Value stocks offer far more to investors than a simple refuge from interest rate hikes.
In a media roundtable on Tuesday, AQR’s co-founder Cliff Asness shared some recent findings about value stocks. According to AQR’s data, the correlation between value stock returns and interest rates over 40 years stands at a mere 0.03, which means that there is little to no correlation between the two variables.
When measured over a shorter term, however, the statistical relationship is stronger. AQR found that over the last 10 years, interest rates and value stocks have had a correlation of 0.34.
There is a reason why investors generally favor value over growth in an inflationary environment. Growth equities rely on long-term gains, so they suffer more than value stocks do from the discounting effect of rising interest rates. Since December, when central bankers started signaling that they intend to raise rates in an effort to battle persistent inflation, investors have had increasingly heated debates about the effect on value strategies.
Although AQR’s findings show that value stocks are not necessarily a hedge against inflation and rising interest rates, investors hardly need to avoid them in the coming months. Instead, Asness explained, there is still “tactical cheapness of value,” even after some fairly strong returns over the past few months. Value is more than just an interest-rate bet, according to AQR.
Asness argues that investors are generally too optimistic about the prospects for growth stocks and that may explain why interest-rate hikes may partially contribute to fluctuations of value factor returns in the short term. “Low interest rates might not justify very cheap value vs. growth, but people think they do because they’re so extreme in their long-term forecast of growth,” he said.
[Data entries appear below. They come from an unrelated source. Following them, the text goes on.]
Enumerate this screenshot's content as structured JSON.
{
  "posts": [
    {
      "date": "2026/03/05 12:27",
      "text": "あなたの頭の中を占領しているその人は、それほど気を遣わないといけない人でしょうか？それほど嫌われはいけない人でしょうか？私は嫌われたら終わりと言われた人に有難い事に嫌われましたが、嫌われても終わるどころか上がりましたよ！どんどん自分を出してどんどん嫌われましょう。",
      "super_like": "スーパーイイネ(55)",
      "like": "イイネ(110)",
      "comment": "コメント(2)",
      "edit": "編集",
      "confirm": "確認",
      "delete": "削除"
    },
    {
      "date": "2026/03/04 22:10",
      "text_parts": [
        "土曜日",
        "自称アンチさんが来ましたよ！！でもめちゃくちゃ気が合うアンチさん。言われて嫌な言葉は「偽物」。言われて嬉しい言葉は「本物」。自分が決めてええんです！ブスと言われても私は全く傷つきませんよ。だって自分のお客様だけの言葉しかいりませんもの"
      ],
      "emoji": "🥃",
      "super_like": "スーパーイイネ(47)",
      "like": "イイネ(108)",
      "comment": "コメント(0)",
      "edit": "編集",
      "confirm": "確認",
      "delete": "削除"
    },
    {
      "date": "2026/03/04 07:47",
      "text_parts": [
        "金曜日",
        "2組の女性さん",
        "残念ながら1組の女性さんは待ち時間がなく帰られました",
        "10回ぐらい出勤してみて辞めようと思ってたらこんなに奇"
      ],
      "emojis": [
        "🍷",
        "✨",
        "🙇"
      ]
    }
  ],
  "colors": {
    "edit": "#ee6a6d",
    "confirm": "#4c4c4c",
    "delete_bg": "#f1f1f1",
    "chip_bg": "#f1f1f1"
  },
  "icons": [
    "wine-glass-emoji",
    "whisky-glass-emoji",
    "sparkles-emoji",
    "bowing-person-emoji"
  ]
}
The fact that interest rates only mildly explain value-stock returns should also help shield value investors from yield risks. According to AQR’s regression analysis based on data over the past 10 years, even if the 10-year yield were to drop at some point, it would have to be down by at least 250 basis points for value stocks to deliver negative returns.
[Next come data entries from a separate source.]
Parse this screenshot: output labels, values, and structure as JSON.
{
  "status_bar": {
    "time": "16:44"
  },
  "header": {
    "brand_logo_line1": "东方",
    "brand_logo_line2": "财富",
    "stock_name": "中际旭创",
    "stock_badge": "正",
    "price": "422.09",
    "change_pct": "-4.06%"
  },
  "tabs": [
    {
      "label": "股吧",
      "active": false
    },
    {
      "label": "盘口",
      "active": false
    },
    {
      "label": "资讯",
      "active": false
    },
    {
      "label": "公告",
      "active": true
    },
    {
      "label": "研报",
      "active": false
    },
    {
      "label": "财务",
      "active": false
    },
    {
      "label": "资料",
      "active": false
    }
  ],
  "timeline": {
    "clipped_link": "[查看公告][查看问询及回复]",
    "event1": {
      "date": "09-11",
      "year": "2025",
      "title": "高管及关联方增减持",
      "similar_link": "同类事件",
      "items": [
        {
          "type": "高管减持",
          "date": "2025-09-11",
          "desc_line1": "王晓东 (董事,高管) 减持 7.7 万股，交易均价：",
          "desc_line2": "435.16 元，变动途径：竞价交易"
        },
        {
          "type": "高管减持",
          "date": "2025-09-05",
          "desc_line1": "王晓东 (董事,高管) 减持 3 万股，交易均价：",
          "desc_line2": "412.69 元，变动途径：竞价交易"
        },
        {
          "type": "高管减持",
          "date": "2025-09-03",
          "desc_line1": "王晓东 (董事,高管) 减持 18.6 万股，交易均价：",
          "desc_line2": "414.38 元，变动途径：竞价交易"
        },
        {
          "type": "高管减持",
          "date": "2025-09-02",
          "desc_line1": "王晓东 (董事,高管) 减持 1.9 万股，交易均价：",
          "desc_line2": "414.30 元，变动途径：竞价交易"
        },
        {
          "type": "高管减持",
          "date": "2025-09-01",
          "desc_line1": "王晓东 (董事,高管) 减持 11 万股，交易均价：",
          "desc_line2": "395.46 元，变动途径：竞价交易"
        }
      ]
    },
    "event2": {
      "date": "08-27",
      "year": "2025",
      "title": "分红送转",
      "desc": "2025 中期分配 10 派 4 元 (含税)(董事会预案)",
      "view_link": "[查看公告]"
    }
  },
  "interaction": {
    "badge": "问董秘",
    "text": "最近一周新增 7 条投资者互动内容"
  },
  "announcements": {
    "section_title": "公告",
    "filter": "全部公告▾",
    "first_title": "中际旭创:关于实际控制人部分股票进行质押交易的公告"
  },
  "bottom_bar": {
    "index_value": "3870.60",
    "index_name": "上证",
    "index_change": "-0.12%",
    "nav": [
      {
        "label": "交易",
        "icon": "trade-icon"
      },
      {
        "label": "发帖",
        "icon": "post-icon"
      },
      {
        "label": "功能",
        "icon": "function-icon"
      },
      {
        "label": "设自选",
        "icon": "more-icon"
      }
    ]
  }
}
Plus, the mildly negative correlation between value stock returns and bond prices suggests that this is a “feature” rather than a “bug,” according to Asness. “Having a high expected return and being negatively correlated to [the] main part of a traditional portfolio is actually a good thing,” he said. “It’s only a bad thing if you have a very strong view that bonds will massively rally.”